● Source material:
□ □ □ □ □

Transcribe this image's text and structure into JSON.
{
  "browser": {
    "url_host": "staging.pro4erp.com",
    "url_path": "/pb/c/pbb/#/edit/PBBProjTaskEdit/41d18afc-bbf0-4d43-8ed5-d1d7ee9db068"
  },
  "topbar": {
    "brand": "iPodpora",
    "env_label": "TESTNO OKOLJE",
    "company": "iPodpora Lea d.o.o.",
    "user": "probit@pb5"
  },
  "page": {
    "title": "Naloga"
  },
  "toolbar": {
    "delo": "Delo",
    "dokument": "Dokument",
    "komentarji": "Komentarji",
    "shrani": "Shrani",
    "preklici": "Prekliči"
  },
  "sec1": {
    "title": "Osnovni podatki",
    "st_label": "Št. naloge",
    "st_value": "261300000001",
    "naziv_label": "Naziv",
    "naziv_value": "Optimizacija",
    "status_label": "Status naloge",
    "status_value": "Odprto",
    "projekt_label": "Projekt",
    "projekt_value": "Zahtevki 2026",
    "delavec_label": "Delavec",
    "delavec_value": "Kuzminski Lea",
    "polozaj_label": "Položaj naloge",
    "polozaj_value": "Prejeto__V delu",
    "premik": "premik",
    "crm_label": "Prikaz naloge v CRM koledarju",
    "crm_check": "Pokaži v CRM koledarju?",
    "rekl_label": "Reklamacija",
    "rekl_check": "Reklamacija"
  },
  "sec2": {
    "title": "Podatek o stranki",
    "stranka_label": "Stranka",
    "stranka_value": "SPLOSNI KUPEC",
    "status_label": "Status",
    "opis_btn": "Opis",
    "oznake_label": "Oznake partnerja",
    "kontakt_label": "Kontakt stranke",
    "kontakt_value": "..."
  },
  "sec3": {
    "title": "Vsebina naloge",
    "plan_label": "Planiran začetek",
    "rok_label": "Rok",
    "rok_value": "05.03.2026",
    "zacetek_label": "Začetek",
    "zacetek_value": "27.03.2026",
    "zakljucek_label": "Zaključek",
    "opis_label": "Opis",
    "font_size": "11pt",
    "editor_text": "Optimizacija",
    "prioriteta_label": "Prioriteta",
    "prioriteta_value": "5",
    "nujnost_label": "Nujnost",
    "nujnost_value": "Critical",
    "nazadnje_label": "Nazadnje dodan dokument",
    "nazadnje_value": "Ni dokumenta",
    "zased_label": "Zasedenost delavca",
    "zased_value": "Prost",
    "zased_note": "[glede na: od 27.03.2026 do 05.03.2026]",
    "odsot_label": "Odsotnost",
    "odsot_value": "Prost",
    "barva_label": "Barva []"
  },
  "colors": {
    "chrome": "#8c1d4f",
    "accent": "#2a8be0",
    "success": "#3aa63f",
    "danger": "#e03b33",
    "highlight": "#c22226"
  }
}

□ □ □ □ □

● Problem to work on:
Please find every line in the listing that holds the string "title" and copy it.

● Answer to this problem:
    "title": "Naloga"
    "title": "Osnovni podatki",
    "title": "Podatek o stranki",
    "title": "Vsebina naloge",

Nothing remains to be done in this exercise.